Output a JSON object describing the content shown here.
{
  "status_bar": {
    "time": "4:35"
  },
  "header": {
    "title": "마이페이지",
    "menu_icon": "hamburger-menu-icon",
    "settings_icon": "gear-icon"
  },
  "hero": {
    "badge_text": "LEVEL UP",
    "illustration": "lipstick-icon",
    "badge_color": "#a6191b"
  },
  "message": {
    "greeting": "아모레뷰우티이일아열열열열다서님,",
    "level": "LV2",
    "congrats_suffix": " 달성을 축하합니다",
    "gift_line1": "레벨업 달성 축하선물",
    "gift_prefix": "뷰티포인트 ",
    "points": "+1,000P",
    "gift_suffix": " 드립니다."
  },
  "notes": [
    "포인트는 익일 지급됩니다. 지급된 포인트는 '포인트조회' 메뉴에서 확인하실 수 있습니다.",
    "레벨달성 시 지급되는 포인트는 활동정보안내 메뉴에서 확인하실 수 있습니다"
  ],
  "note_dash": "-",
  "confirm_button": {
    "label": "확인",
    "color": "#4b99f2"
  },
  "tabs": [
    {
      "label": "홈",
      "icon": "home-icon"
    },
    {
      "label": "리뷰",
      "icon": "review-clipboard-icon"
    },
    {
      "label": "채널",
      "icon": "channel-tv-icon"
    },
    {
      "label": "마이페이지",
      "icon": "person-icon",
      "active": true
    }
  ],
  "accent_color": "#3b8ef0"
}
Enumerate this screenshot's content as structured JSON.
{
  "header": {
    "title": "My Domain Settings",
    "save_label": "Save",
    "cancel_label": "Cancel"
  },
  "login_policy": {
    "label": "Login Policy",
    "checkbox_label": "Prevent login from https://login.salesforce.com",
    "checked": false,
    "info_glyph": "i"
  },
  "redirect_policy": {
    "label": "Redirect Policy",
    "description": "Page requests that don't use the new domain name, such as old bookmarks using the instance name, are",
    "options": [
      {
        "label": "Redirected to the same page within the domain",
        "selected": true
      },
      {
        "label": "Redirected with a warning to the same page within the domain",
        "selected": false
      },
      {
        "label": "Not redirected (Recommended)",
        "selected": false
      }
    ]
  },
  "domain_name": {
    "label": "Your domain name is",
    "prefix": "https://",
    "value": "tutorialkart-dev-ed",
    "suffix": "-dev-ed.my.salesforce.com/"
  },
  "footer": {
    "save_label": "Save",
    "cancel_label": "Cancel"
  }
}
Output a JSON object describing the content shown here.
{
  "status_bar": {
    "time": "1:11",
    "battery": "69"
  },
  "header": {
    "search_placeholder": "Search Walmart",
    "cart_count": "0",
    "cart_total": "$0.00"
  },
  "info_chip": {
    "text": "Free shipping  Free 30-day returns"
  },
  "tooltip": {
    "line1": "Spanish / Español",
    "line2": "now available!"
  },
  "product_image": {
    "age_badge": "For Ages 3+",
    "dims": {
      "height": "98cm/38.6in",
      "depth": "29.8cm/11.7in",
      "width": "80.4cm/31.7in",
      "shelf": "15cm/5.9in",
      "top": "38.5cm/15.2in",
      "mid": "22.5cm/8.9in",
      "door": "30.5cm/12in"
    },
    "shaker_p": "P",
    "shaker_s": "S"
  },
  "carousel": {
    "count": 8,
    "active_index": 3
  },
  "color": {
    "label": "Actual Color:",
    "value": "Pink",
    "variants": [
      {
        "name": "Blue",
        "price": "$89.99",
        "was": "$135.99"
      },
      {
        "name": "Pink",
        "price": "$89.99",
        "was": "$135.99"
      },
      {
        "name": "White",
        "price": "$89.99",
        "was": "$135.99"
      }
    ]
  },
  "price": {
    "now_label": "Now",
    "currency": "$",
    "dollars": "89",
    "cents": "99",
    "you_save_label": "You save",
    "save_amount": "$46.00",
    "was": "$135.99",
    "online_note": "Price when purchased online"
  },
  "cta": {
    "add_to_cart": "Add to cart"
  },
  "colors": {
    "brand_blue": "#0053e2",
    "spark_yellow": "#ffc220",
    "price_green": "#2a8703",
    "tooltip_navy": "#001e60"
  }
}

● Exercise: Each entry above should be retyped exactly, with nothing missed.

● Reply:
Output a JSON object describing the content shown here.
{
  "status_bar": {
    "time": "4:35"
  },
  "header": {
    "title": "마이페이지",
    "menu_icon": "hamburger-menu-icon",
    "settings_icon": "gear-icon"
  },
  "hero": {
    "badge_text": "LEVEL UP",
    "illustration": "lipstick-icon",
    "badge_color": "#a6191b"
  },
  "message": {
    "greeting": "아모레뷰우티이일아열열열열다서님,",
    "level": "LV2",
    "congrats_suffix": " 달성을 축하합니다",
    "gift_line1": "레벨업 달성 축하선물",
    "gift_prefix": "뷰티포인트 ",
    "points": "+1,000P",
    "gift_suffix": " 드립니다."
  },
  "notes": [
    "포인트는 익일 지급됩니다. 지급된 포인트는 '포인트조회' 메뉴에서 확인하실 수 있습니다.",
    "레벨달성 시 지급되는 포인트는 활동정보안내 메뉴에서 확인하실 수 있습니다"
  ],
  "note_dash": "-",
  "confirm_button": {
    "label": "확인",
    "color": "#4b99f2"
  },
  "tabs": [
    {
      "label": "홈",
      "icon": "home-icon"
    },
    {
      "label": "리뷰",
      "icon": "review-clipboard-icon"
    },
    {
      "label": "채널",
      "icon": "channel-tv-icon"
    },
    {
      "label": "마이페이지",
      "icon": "person-icon",
      "active": true
    }
  ],
  "accent_color": "#3b8ef0"
}
Enumerate this screenshot's content as structured JSON.
{
  "header": {
    "title": "My Domain Settings",
    "save_label": "Save",
    "cancel_label": "Cancel"
  },
  "login_policy": {
    "label": "Login Policy",
    "checkbox_label": "Prevent login from https://login.salesforce.com",
    "checked": false,
    "info_glyph": "i"
  },
  "redirect_policy": {
    "label": "Redirect Policy",
    "description": "Page requests that don't use the new domain name, such as old bookmarks using the instance name, are",
    "options": [
      {
        "label": "Redirected to the same page within the domain",
        "selected": true
      },
      {
        "label": "Redirected with a warning to the same page within the domain",
        "selected": false
      },
      {
        "label": "Not redirected (Recommended)",
        "selected": false
      }
    ]
  },
  "domain_name": {
    "label": "Your domain name is",
    "prefix": "https://",
    "value": "tutorialkart-dev-ed",
    "suffix": "-dev-ed.my.salesforce.com/"
  },
  "footer": {
    "save_label": "Save",
    "cancel_label": "Cancel"
  }
}
Output a JSON object describing the content shown here.
{
  "status_bar": {
    "time": "1:11",
    "battery": "69"
  },
  "header": {
    "search_placeholder": "Search Walmart",
    "cart_count": "0",
    "cart_total": "$0.00"
  },
  "info_chip": {
    "text": "Free shipping  Free 30-day returns"
  },
  "tooltip": {
    "line1": "Spanish / Español",
    "line2": "now available!"
  },
  "product_image": {
    "age_badge": "For Ages 3+",
    "dims": {
      "height": "98cm/38.6in",
      "depth": "29.8cm/11.7in",
      "width": "80.4cm/31.7in",
      "shelf": "15cm/5.9in",
      "top": "38.5cm/15.2in",
      "mid": "22.5cm/8.9in",
      "door": "30.5cm/12in"
    },
    "shaker_p": "P",
    "shaker_s": "S"
  },
  "carousel": {
    "count": 8,
    "active_index": 3
  },
  "color": {
    "label": "Actual Color:",
    "value": "Pink",
    "variants": [
      {
        "name": "Blue",
        "price": "$89.99",
        "was": "$135.99"
      },
      {
        "name": "Pink",
        "price": "$89.99",
        "was": "$135.99"
      },
      {
        "name": "White",
        "price": "$89.99",
        "was": "$135.99"
      }
    ]
  },
  "price": {
    "now_label": "Now",
    "currency": "$",
    "dollars": "89",
    "cents": "99",
    "you_save_label": "You save",
    "save_amount": "$46.00",
    "was": "$135.99",
    "online_note": "Price when purchased online"
  },
  "cta": {
    "add_to_cart": "Add to cart"
  },
  "colors": {
    "brand_blue": "#0053e2",
    "spark_yellow": "#ffc220",
    "price_green": "#2a8703",
    "tooltip_navy": "#001e60"
  }
}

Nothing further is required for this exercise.